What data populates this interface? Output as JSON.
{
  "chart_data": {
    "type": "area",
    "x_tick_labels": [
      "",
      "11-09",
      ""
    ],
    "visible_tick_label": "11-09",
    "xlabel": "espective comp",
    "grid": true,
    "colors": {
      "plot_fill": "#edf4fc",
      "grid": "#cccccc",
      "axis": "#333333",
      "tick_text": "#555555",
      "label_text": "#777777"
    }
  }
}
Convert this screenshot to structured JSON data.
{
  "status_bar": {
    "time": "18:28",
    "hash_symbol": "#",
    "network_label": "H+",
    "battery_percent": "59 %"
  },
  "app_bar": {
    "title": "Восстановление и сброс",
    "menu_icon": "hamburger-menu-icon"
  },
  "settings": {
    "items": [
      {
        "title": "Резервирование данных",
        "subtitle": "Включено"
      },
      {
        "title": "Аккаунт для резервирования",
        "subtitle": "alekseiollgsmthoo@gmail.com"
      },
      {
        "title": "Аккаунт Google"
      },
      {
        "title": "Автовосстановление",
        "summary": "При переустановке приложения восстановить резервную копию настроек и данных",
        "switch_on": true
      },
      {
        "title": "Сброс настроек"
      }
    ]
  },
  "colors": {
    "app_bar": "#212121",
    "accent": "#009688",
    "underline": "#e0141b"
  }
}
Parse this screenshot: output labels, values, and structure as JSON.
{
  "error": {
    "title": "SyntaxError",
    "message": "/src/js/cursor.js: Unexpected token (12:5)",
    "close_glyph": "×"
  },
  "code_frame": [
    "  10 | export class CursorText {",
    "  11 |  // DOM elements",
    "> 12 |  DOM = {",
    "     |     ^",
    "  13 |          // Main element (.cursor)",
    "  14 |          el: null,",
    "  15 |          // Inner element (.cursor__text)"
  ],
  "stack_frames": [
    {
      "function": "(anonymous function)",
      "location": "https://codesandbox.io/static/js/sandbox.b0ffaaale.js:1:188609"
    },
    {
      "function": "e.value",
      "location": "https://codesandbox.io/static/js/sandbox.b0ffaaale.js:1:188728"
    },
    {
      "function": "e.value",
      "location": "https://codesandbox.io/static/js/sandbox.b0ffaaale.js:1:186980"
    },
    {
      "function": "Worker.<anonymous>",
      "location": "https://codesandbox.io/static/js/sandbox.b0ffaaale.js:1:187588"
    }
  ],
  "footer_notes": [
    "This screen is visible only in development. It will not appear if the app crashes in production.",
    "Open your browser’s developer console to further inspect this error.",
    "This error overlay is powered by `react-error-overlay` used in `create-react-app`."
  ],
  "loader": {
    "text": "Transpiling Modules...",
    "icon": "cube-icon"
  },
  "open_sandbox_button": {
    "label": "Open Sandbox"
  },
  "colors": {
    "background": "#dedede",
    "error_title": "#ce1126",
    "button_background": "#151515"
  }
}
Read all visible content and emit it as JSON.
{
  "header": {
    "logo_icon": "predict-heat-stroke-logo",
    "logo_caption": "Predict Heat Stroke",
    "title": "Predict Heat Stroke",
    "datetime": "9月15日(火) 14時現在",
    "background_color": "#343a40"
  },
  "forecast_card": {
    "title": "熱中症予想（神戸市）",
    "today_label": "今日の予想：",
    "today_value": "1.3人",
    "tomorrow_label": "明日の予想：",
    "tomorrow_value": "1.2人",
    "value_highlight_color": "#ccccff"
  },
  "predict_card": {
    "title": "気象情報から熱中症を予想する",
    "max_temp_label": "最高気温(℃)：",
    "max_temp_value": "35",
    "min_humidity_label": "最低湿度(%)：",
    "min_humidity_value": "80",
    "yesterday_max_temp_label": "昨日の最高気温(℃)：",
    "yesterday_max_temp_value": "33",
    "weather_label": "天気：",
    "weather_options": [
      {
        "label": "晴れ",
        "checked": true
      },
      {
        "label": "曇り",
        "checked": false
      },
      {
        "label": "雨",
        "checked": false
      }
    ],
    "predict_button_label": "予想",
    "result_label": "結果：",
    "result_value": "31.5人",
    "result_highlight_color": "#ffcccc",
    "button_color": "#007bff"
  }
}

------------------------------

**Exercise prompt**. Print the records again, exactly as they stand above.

**Response to the task**.
What data populates this interface? Output as JSON.
{
  "chart_data": {
    "type": "area",
    "x_tick_labels": [
      "",
      "11-09",
      ""
    ],
    "visible_tick_label": "11-09",
    "xlabel": "espective comp",
    "grid": true,
    "colors": {
      "plot_fill": "#edf4fc",
      "grid": "#cccccc",
      "axis": "#333333",
      "tick_text": "#555555",
      "label_text": "#777777"
    }
  }
}
Convert this screenshot to structured JSON data.
{
  "status_bar": {
    "time": "18:28",
    "hash_symbol": "#",
    "network_label": "H+",
    "battery_percent": "59 %"
  },
  "app_bar": {
    "title": "Восстановление и сброс",
    "menu_icon": "hamburger-menu-icon"
  },
  "settings": {
    "items": [
      {
        "title": "Резервирование данных",
        "subtitle": "Включено"
      },
      {
        "title": "Аккаунт для резервирования",
        "subtitle": "alekseiollgsmthoo@gmail.com"
      },
      {
        "title": "Аккаунт Google"
      },
      {
        "title": "Автовосстановление",
        "summary": "При переустановке приложения восстановить резервную копию настроек и данных",
        "switch_on": true
      },
      {
        "title": "Сброс настроек"
      }
    ]
  },
  "colors": {
    "app_bar": "#212121",
    "accent": "#009688",
    "underline": "#e0141b"
  }
}
Parse this screenshot: output labels, values, and structure as JSON.
{
  "error": {
    "title": "SyntaxError",
    "message": "/src/js/cursor.js: Unexpected token (12:5)",
    "close_glyph": "×"
  },
  "code_frame": [
    "  10 | export class CursorText {",
    "  11 |  // DOM elements",
    "> 12 |  DOM = {",
    "     |     ^",
    "  13 |          // Main element (.cursor)",
    "  14 |          el: null,",
    "  15 |          // Inner element (.cursor__text)"
  ],
  "stack_frames": [
    {
      "function": "(anonymous function)",
      "location": "https://codesandbox.io/static/js/sandbox.b0ffaaale.js:1:188609"
    },
    {
      "function": "e.value",
      "location": "https://codesandbox.io/static/js/sandbox.b0ffaaale.js:1:188728"
    },
    {
      "function": "e.value",
      "location": "https://codesandbox.io/static/js/sandbox.b0ffaaale.js:1:186980"
    },
    {
      "function": "Worker.<anonymous>",
      "location": "https://codesandbox.io/static/js/sandbox.b0ffaaale.js:1:187588"
    }
  ],
  "footer_notes": [
    "This screen is visible only in development. It will not appear if the app crashes in production.",
    "Open your browser’s developer console to further inspect this error.",
    "This error overlay is powered by `react-error-overlay` used in `create-react-app`."
  ],
  "loader": {
    "text": "Transpiling Modules...",
    "icon": "cube-icon"
  },
  "open_sandbox_button": {
    "label": "Open Sandbox"
  },
  "colors": {
    "background": "#dedede",
    "error_title": "#ce1126",
    "button_background": "#151515"
  }
}
Read all visible content and emit it as JSON.
{
  "header": {
    "logo_icon": "predict-heat-stroke-logo",
    "logo_caption": "Predict Heat Stroke",
    "title": "Predict Heat Stroke",
    "datetime": "9月15日(火) 14時現在",
    "background_color": "#343a40"
  },
  "forecast_card": {
    "title": "熱中症予想（神戸市）",
    "today_label": "今日の予想：",
    "today_value": "1.3人",
    "tomorrow_label": "明日の予想：",
    "tomorrow_value": "1.2人",
    "value_highlight_color": "#ccccff"
  },
  "predict_card": {
    "title": "気象情報から熱中症を予想する",
    "max_temp_label": "最高気温(℃)：",
    "max_temp_value": "35",
    "min_humidity_label": "最低湿度(%)：",
    "min_humidity_value": "80",
    "yesterday_max_temp_label": "昨日の最高気温(℃)：",
    "yesterday_max_temp_value": "33",
    "weather_label": "天気：",
    "weather_options": [
      {
        "label": "晴れ",
        "checked": true
      },
      {
        "label": "曇り",
        "checked": false
      },
      {
        "label": "雨",
        "checked": false
      }
    ],
    "predict_button_label": "予想",
    "result_label": "結果：",
    "result_value": "31.5人",
    "result_highlight_color": "#ffcccc",
    "button_color": "#007bff"
  }
}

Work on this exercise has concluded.